Records excerpted from a collection
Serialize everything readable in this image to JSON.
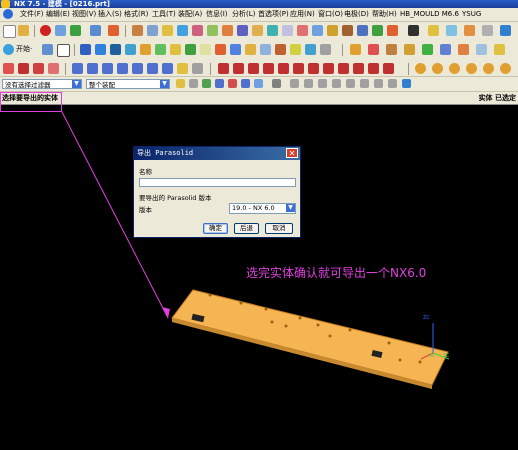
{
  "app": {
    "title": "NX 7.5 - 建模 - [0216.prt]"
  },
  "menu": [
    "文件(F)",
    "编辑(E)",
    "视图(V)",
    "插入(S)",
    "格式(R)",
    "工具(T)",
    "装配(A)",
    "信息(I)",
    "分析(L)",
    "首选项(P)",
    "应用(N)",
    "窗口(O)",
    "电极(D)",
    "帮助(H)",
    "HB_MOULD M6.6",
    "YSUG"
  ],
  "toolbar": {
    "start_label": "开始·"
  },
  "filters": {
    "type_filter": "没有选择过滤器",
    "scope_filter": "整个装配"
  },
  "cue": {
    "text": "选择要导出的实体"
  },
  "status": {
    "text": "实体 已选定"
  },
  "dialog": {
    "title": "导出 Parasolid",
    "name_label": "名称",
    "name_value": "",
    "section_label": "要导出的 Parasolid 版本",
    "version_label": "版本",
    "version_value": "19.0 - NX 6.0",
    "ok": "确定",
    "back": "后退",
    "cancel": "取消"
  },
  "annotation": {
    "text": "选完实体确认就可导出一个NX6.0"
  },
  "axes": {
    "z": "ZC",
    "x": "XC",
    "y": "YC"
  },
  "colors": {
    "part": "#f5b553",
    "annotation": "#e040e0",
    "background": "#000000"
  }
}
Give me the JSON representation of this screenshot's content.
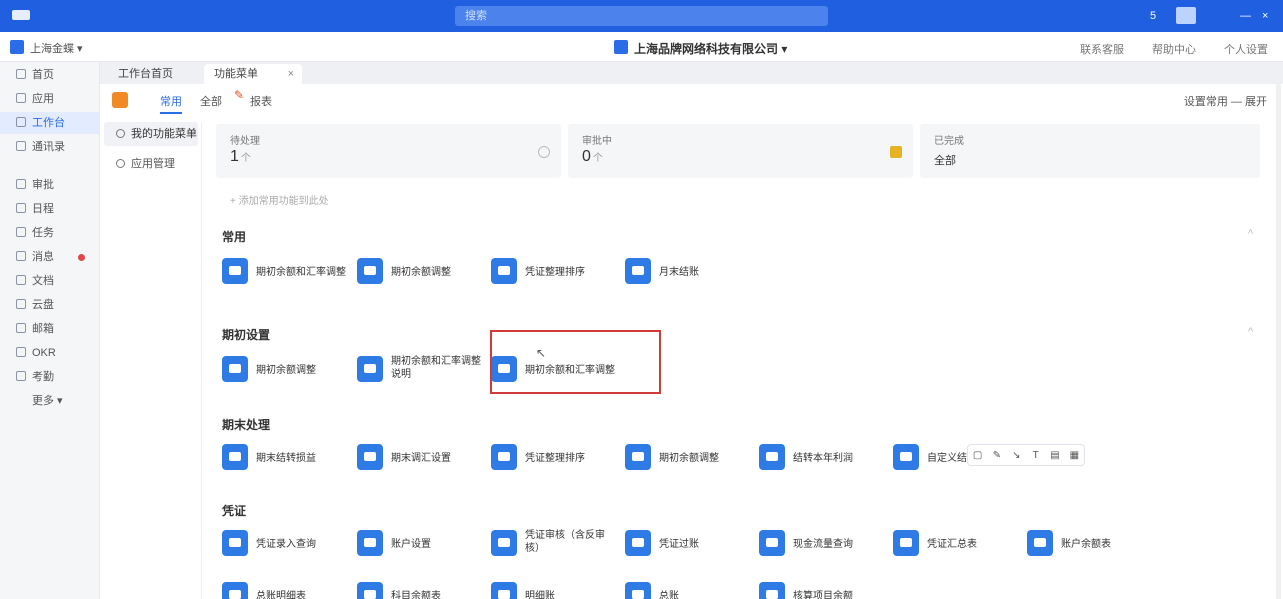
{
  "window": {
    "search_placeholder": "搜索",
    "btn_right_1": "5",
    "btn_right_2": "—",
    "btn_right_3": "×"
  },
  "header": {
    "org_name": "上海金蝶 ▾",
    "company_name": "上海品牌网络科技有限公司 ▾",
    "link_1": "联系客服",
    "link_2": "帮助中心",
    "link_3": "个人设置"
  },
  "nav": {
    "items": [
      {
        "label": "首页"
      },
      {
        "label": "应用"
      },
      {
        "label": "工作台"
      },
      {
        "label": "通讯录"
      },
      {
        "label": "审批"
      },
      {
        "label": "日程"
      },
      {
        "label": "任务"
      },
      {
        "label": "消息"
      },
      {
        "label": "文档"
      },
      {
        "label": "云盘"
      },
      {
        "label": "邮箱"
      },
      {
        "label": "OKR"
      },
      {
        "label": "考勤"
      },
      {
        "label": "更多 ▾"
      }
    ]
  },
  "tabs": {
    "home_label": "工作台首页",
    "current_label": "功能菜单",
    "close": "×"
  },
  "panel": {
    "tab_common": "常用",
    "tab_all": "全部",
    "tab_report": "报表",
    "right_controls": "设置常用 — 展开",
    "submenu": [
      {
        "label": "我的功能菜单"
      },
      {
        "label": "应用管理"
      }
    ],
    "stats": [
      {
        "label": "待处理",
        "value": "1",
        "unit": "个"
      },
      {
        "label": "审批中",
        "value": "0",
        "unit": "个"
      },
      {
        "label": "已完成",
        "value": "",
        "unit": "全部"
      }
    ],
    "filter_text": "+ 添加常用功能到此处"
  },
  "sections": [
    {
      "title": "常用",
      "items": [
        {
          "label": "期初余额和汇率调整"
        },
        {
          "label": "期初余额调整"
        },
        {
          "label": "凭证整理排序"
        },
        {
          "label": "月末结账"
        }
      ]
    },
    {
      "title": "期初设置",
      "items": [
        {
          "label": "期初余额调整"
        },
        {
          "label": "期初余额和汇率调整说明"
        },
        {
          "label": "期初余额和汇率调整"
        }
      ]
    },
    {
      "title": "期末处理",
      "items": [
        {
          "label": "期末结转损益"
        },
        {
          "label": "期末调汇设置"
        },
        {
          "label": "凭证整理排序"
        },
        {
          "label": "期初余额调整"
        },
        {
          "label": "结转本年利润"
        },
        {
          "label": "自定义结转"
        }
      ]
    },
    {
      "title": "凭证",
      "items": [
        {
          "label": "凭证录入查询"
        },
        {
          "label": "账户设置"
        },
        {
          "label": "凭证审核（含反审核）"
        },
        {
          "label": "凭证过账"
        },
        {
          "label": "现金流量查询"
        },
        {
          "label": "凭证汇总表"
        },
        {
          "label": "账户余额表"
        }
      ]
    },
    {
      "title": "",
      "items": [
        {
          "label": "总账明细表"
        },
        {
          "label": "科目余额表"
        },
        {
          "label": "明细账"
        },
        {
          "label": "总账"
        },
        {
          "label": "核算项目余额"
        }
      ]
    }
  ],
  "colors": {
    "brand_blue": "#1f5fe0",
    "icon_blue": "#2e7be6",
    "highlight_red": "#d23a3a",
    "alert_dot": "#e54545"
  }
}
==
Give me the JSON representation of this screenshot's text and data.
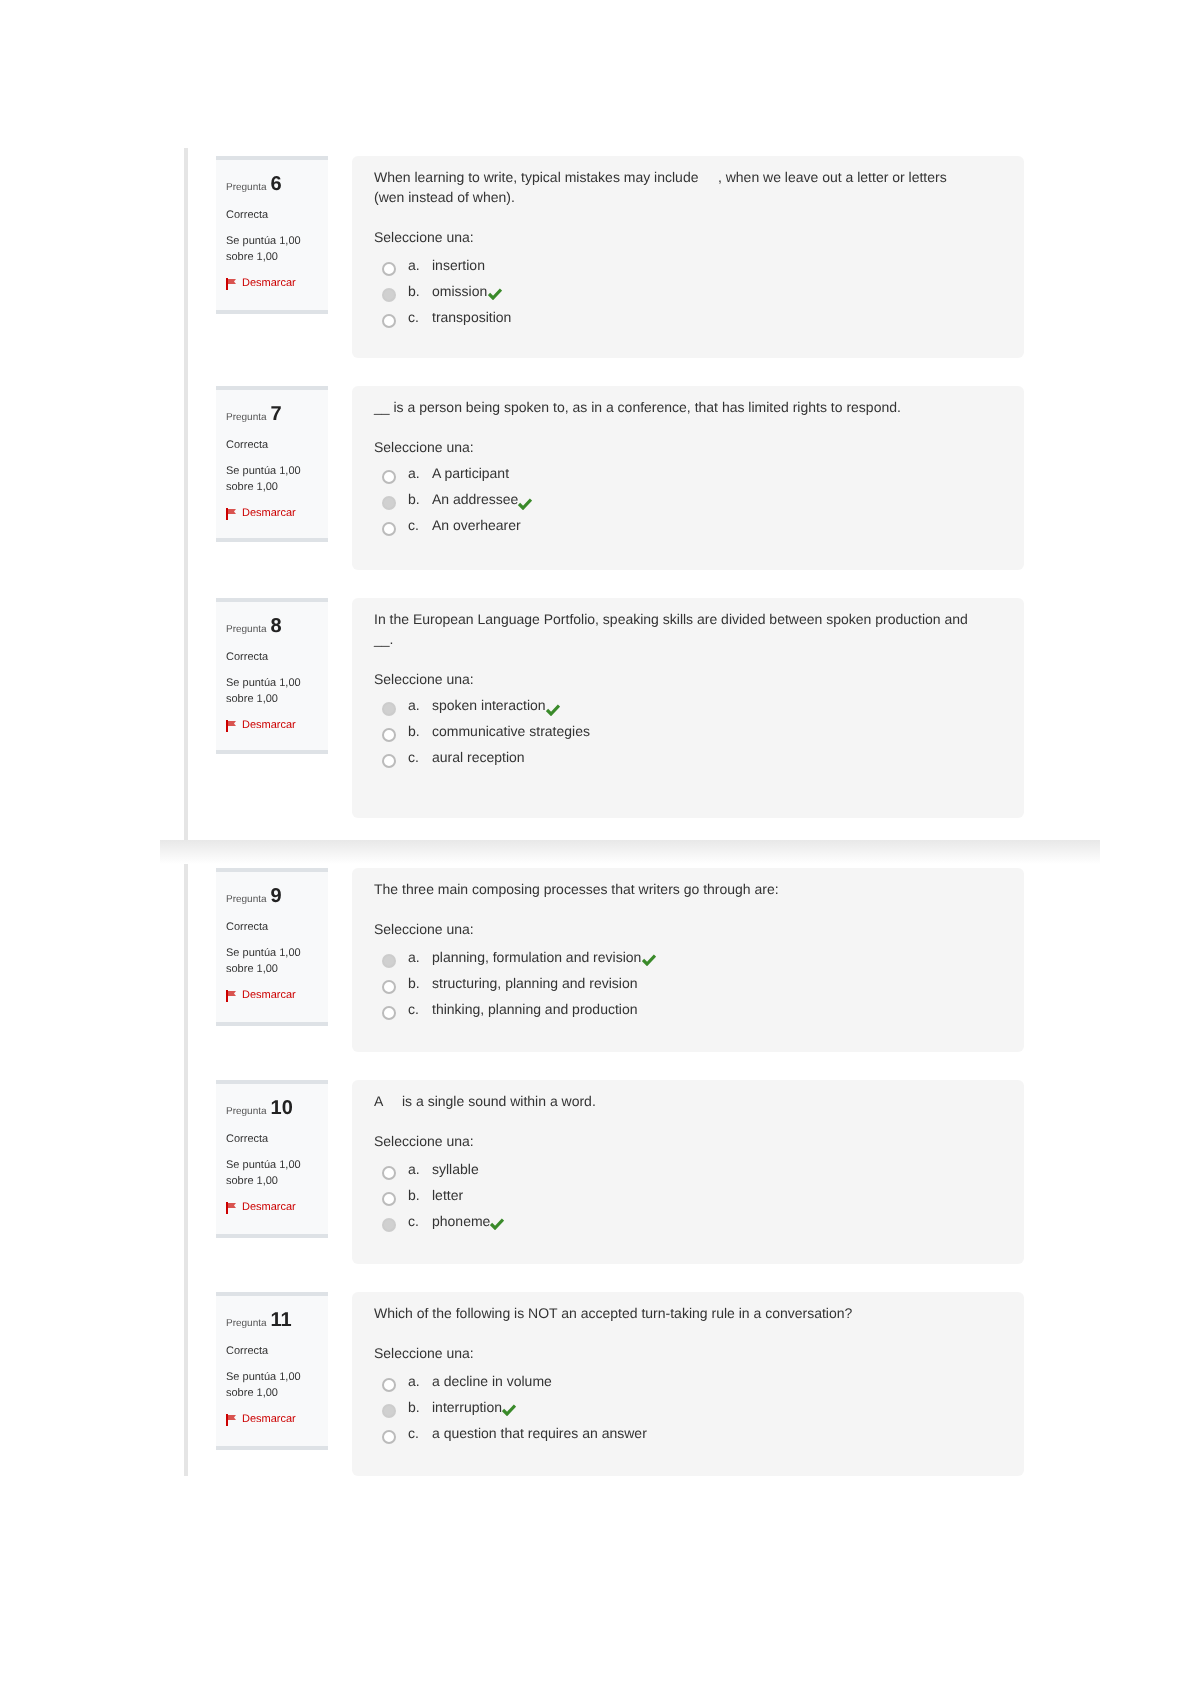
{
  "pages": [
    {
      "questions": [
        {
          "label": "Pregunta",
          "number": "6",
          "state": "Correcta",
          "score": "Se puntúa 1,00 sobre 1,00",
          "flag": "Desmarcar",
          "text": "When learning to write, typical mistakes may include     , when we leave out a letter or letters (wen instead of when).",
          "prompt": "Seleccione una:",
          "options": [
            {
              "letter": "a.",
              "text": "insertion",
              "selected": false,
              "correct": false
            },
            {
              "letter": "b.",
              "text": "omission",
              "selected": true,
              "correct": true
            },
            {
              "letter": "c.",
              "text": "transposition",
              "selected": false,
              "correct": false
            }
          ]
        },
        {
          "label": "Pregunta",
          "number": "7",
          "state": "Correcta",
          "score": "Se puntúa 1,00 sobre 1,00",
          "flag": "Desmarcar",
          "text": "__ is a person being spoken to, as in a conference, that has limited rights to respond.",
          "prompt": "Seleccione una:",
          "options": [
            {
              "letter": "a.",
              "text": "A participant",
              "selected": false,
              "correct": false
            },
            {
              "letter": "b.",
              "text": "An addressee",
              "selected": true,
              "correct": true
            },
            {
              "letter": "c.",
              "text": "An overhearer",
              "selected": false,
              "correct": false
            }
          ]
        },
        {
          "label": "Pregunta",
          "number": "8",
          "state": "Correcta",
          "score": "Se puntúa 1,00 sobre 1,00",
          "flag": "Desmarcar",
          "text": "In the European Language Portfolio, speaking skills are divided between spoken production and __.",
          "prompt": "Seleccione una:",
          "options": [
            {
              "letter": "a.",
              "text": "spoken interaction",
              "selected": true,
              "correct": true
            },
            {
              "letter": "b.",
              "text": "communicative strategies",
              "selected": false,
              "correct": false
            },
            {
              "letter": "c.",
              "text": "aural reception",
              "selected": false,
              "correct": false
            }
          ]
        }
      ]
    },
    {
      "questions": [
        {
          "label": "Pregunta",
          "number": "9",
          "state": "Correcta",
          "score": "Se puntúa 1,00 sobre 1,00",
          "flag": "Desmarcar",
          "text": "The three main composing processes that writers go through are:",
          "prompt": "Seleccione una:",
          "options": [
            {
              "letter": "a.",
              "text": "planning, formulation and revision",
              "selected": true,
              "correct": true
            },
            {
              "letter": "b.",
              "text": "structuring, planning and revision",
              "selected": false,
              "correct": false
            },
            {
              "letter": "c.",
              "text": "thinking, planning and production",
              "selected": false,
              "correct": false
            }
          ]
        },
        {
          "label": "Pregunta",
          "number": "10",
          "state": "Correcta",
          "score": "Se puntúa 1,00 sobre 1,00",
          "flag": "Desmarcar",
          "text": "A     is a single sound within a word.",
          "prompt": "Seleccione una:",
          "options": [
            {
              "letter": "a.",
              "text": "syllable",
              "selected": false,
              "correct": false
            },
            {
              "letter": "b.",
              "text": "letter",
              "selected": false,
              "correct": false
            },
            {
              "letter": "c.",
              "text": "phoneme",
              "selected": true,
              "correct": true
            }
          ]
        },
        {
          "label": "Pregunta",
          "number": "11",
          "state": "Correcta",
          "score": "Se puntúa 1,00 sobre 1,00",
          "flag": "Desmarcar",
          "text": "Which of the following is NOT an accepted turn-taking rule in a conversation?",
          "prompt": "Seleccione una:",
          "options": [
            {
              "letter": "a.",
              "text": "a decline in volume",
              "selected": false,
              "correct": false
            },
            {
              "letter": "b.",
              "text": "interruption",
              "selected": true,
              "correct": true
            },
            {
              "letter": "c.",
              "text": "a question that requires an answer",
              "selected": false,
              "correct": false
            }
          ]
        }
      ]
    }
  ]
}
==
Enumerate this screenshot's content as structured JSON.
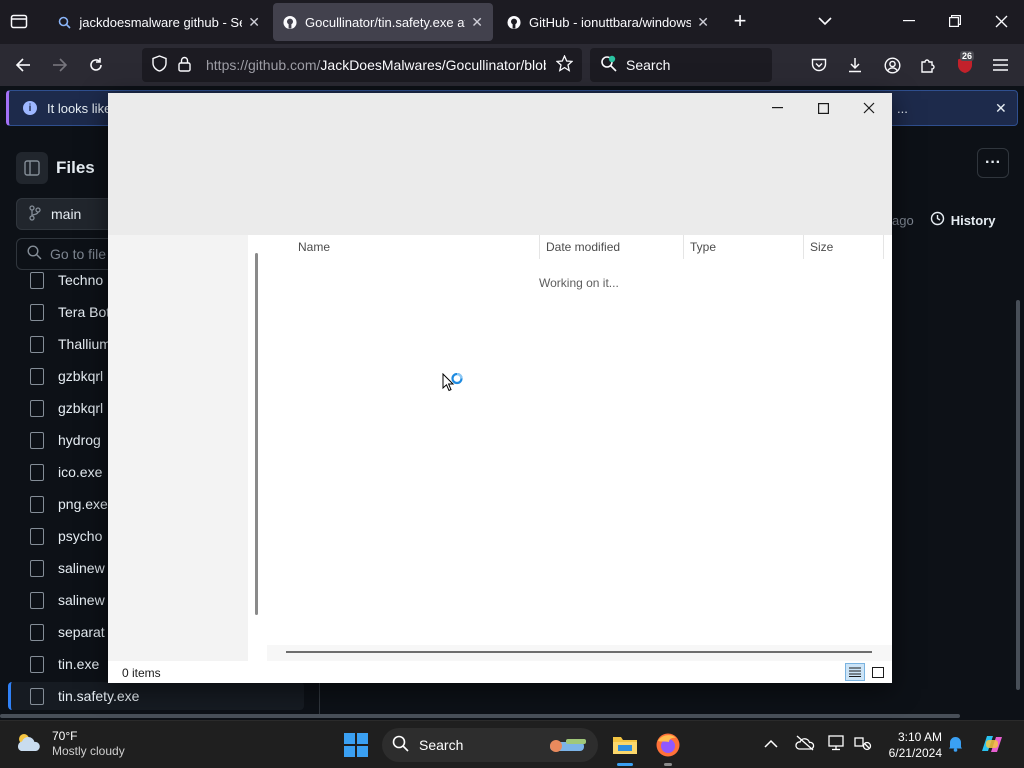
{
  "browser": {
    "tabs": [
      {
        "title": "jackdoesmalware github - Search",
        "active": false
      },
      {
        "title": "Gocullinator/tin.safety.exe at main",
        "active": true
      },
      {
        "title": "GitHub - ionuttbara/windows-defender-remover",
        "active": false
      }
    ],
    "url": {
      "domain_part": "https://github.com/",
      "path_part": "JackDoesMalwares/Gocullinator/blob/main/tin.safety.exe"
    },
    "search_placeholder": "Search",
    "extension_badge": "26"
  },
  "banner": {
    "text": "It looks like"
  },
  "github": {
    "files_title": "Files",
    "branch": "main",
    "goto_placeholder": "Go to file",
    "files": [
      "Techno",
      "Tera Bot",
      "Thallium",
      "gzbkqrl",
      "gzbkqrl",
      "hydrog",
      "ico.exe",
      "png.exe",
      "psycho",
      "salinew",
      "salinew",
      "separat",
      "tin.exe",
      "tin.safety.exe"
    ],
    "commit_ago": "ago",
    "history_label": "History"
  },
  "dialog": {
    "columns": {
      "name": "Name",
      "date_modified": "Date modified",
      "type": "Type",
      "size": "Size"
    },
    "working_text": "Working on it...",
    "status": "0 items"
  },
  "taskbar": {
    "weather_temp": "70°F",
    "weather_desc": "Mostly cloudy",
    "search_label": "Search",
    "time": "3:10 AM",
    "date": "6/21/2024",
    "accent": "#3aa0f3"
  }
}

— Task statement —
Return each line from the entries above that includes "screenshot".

— Solved problem —
Give me the JSON representation of this screenshot's content.
Give me the JSON representation of this screenshot's text and data.
Enumerate this screenshot's content as structured JSON.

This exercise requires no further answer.